Research from the Labour party and the House of Commons Library suggests that under the Barnett formula an increase of £1 billion in funding for Northern Ireland would mean £29.5 billion more for England, with Wales getting an additional £1.5 billion and £3 billion for Scotland.
John McDonnell, Labour’s shadow chancellor said that “the coalition of chaos that was set up yesterday risks increasing division in our society by easing austerity in one part of the UK alone.”
Theresa May and the Conservative party have agreed to an extra £1 billion in funding for Northern Ireland over the next two years, as part of their ‘confidence and supply’ agreement with the Democratic Unionist Party.
The deal means the DUP will vote with the Conservative minority government on key issues such as the Queen’s speech and Brexit.
McDonnell said “we need to see an end to austerity throughout the UK not just in Northern Ireland, and not just to prop up Theresa May and her failed government.”
The Barnett formula will not apply to the extra funding for Northern Ireland as it will be given in a block grant, a point which has angered the leaders of devolved governments across the UK.
Nicola Sturgeon, first minister of Scotland called the deal “the worst kind of pork barrel politics,” and the first minister of Wales, Carwyn Jones said that it was “a straight bung.”
The Barnett formula usually applies to money given to the devolved governments, meaning that the money given is proportional to the population. Labour and the House of Commons Library’s calculation based on this is that there should be an extra £34 billion further for funding across the rest of the UK.

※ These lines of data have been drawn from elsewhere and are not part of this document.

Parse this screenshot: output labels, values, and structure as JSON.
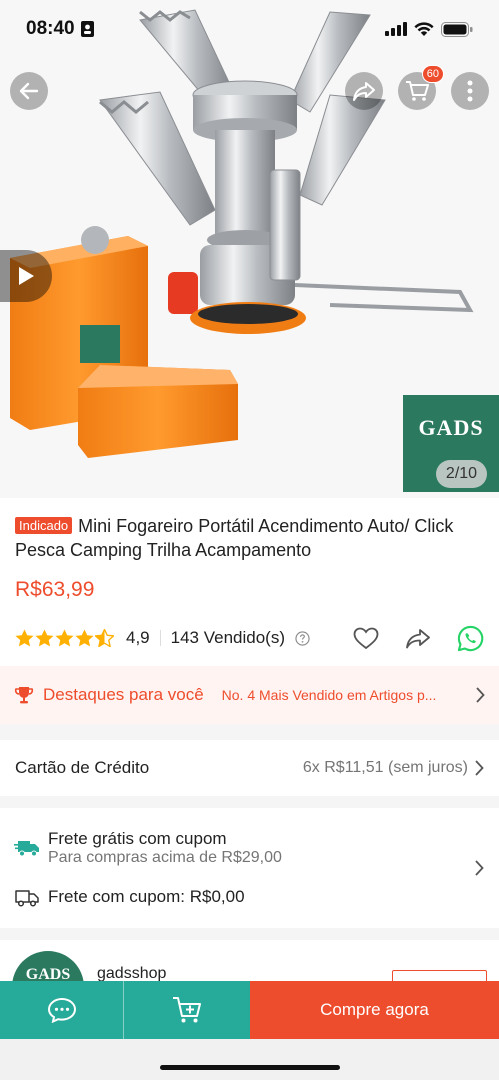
{
  "status_bar": {
    "time": "08:40"
  },
  "nav": {
    "cart_count": "60"
  },
  "gallery": {
    "shop_logo_text": "GADS",
    "counter": "2/10"
  },
  "product": {
    "badge": "Indicado",
    "title": "Mini Fogareiro Portátil Acendimento Auto/ Click Pesca Camping Trilha Acampamento",
    "price": "R$63,99",
    "rating": "4,9",
    "sold": "143 Vendido(s)"
  },
  "highlights": {
    "title": "Destaques para você",
    "text": "No. 4 Mais Vendido em Artigos p..."
  },
  "payment": {
    "label": "Cartão de Crédito",
    "value": "6x R$11,51 (sem juros)"
  },
  "shipping": {
    "free_title": "Frete grátis com cupom",
    "free_subtitle": "Para compras acima de R$29,00",
    "coupon_line": "Frete com cupom: R$0,00"
  },
  "shop": {
    "avatar_text": "GADS",
    "name": "gadsshop"
  },
  "bottom_bar": {
    "buy_label": "Compre agora"
  },
  "colors": {
    "accent": "#ee4d2d",
    "teal": "#26aa99",
    "whatsapp": "#25d366",
    "star": "#ffb000",
    "brand_green": "#2b7a5f"
  },
  "icons": [
    "back-arrow-icon",
    "share-icon",
    "cart-icon",
    "more-icon",
    "play-icon",
    "star-icon",
    "help-icon",
    "heart-icon",
    "whatsapp-icon",
    "trophy-icon",
    "chevron-right-icon",
    "truck-icon",
    "chat-icon",
    "add-to-cart-icon"
  ]
}
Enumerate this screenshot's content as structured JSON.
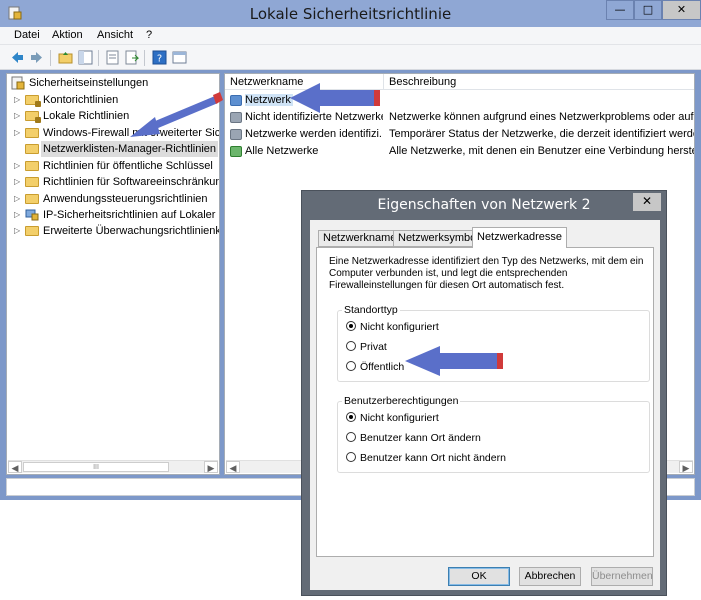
{
  "window": {
    "title": "Lokale Sicherheitsrichtlinie",
    "minimize_glyph": "—",
    "maximize_glyph": "□",
    "close_glyph": "✕"
  },
  "menu": [
    "Datei",
    "Aktion",
    "Ansicht",
    "?"
  ],
  "toolbar": {
    "icons": [
      "back-icon",
      "forward-icon",
      "up-folder-icon",
      "show-hide-tree-icon",
      "properties-icon",
      "export-list-icon",
      "help-icon",
      "details-icon"
    ]
  },
  "tree": {
    "root": "Sicherheitseinstellungen",
    "items": [
      {
        "label": "Kontorichtlinien",
        "expander": "▷"
      },
      {
        "label": "Lokale Richtlinien",
        "expander": "▷"
      },
      {
        "label": "Windows-Firewall mit erweiterter Sich",
        "expander": "▷"
      },
      {
        "label": "Netzwerklisten-Manager-Richtlinien",
        "expander": ""
      },
      {
        "label": "Richtlinien für öffentliche Schlüssel",
        "expander": "▷"
      },
      {
        "label": "Richtlinien für Softwareeinschränkung",
        "expander": "▷"
      },
      {
        "label": "Anwendungssteuerungsrichtlinien",
        "expander": "▷"
      },
      {
        "label": "IP-Sicherheitsrichtlinien auf Lokaler C",
        "expander": "▷"
      },
      {
        "label": "Erweiterte Überwachungsrichtlinienko",
        "expander": "▷"
      }
    ],
    "scroll_left": "◀",
    "scroll_right": "▶",
    "scroll_thumb": "III"
  },
  "list": {
    "columns": [
      "Netzwerkname",
      "Beschreibung"
    ],
    "rows": [
      {
        "name": "Netzwerk",
        "desc": ""
      },
      {
        "name": "Nicht identifizierte Netzwerke",
        "desc": "Netzwerke können aufgrund eines Netzwerkproblems oder aufgru"
      },
      {
        "name": "Netzwerke werden identifizi...",
        "desc": "Temporärer Status der Netzwerke, die derzeit identifiziert werden."
      },
      {
        "name": "Alle Netzwerke",
        "desc": "Alle Netzwerke, mit denen ein Benutzer eine Verbindung herstellt."
      }
    ],
    "scroll_left": "◀",
    "scroll_right": "▶"
  },
  "dialog": {
    "title": "Eigenschaften von Netzwerk  2",
    "close_glyph": "✕",
    "tabs": [
      "Netzwerkname",
      "Netzwerksymbol",
      "Netzwerkadresse"
    ],
    "description": "Eine Netzwerkadresse identifiziert den Typ des Netzwerks, mit dem ein Computer verbunden ist, und legt die entsprechenden Firewalleinstellungen für diesen Ort automatisch fest.",
    "location_group": {
      "title": "Standorttyp",
      "options": [
        "Nicht konfiguriert",
        "Privat",
        "Öffentlich"
      ],
      "selected": "Nicht konfiguriert"
    },
    "permissions_group": {
      "title": "Benutzerberechtigungen",
      "options": [
        "Nicht konfiguriert",
        "Benutzer kann Ort ändern",
        "Benutzer kann Ort nicht ändern"
      ],
      "selected": "Nicht konfiguriert"
    },
    "buttons": {
      "ok": "OK",
      "cancel": "Abbrechen",
      "apply": "Übernehmen"
    }
  },
  "colors": {
    "arrow": "#5a6fc9",
    "arrow_tail": "#d03a3a",
    "dialog_frame": "#636b76",
    "window_title": "#8fa7d4"
  }
}
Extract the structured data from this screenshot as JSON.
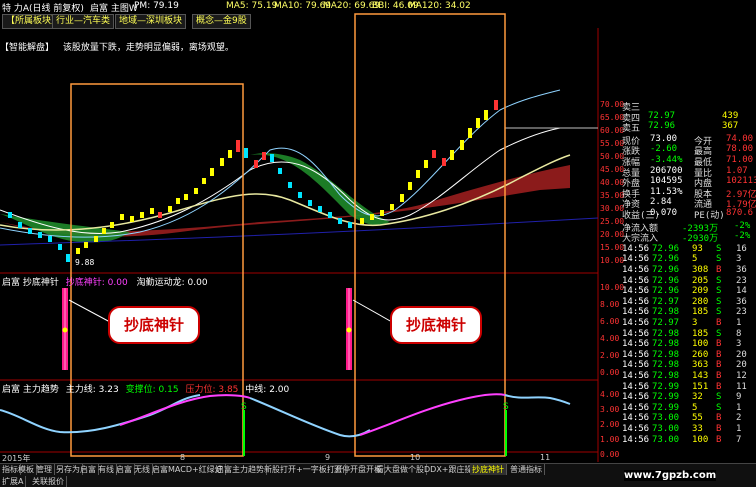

However, the formula is non-binding and is based on replicating levels of spending seen in England, across the rest of the UK and Northern Ireland, rather than the other way around.